Iron in Foods

Iron in Foods

Print Iron in Foods

Why iron is important

Iron is a mineral that helps our bodies carry oxygen around in the blood. This gives energy to be active each day. Iron helps with brain development. When babies are born, they have enough iron stores for the first six months of life. After this, they need to start getting iron from food.

How does iron deficiency happen?

Babies and young children may become ‘iron deficient’ (low in iron) for many reasons. The most common is that they are not eating enough iron-rich foods. Signs of low iron in children can be being tired for no reason, getting out of breath easily, and losing their appetite.

If you are worried about your child’s iron levels, talk to your GP.

Iron in animal foods

Iron is found in meat. This kind of iron is called ‘haem’ iron, and is absorbed best by the body. Good sources of iron include:

  • red meat
  • pork
  • chicken
  • fish.

Eggs also contain iron but it is harder for the body to absorb.

Iron in plant foods

Iron is also found in plant foods, this is called ‘non-haem’ iron. 'Non-haem' is harder for the body to absorb. But plant foods can still be a good source of iron, especially if your family follows a vegetarian or vegan diet. Good sources of iron from plants include:

  • legumes (beans and lentils)
  • tofu
  • green leafy vegetables
  • infant and breakfast cereal with added iron
  • wholemeal bread
  • nuts* and seeds such as almonds, cashews, pinenuts, pumpkin and sunflower seeds.

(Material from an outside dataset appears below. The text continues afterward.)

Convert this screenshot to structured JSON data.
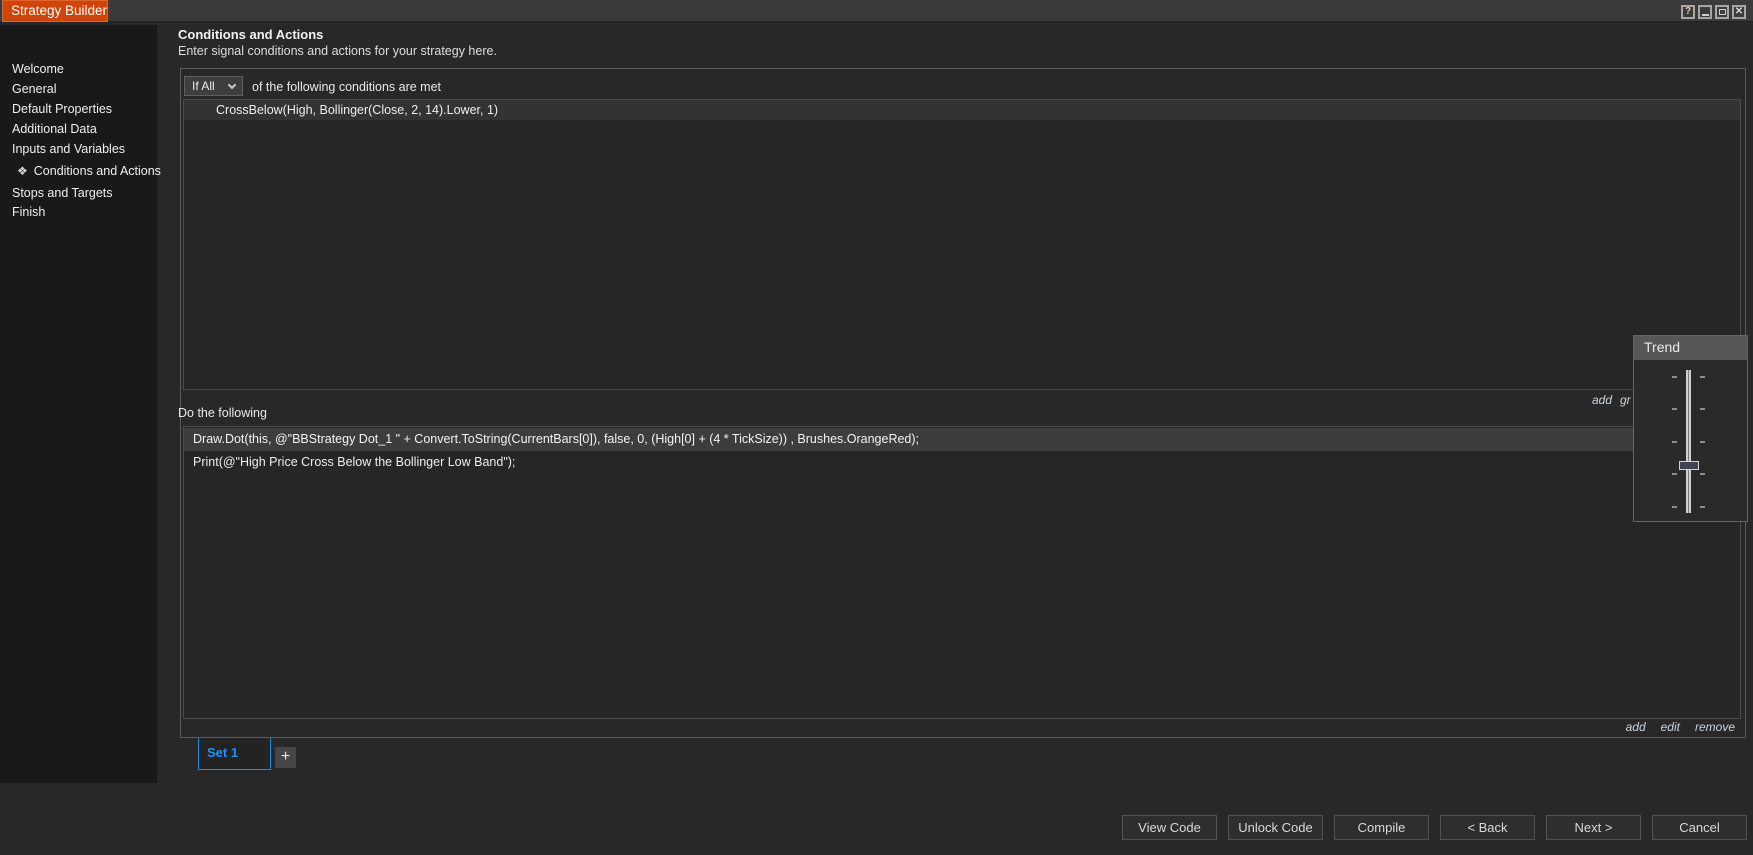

*Use nut pastes for children under three years of age. Check your services allergy aware policy before sending nuts to care or school.

Help your child to absorb more iron from their food

  • Offer red meat, pork, fish, chicken, tofu or legumes every day.
  • Offer wholemeal bread and breakfast cereals with added iron.
  • Include vitamin C rich foods (like citrus fruits, tomatoes, capsicum, broccoli and berries) with meals. This helps the body absorb iron more easily.
  • Do not give children tea, this stops iron from being absorbed.

First foods

Include high iron foods among baby’s first foods. Gradually change the texture from pureed to mashed, then minced and chopped (finger foods) as your baby gets older.

  • pureed meat
  • scrambled eggs
  • mashed lentils or baked beans.

First foods recipes

Finger food with good sources of iron

As babies grow and become more independent with their eating, they like to play with food and to feed themselves. Try:

  • small meat, chicken, fish, chickpea or lentil balls and patties
  • tofu pieces and vegetables
  • vegetable and egg slice cut up
  • hard-boiled egg cut up.

Finger Food Recipes

Want to know more

Ask your GP or child health nurse.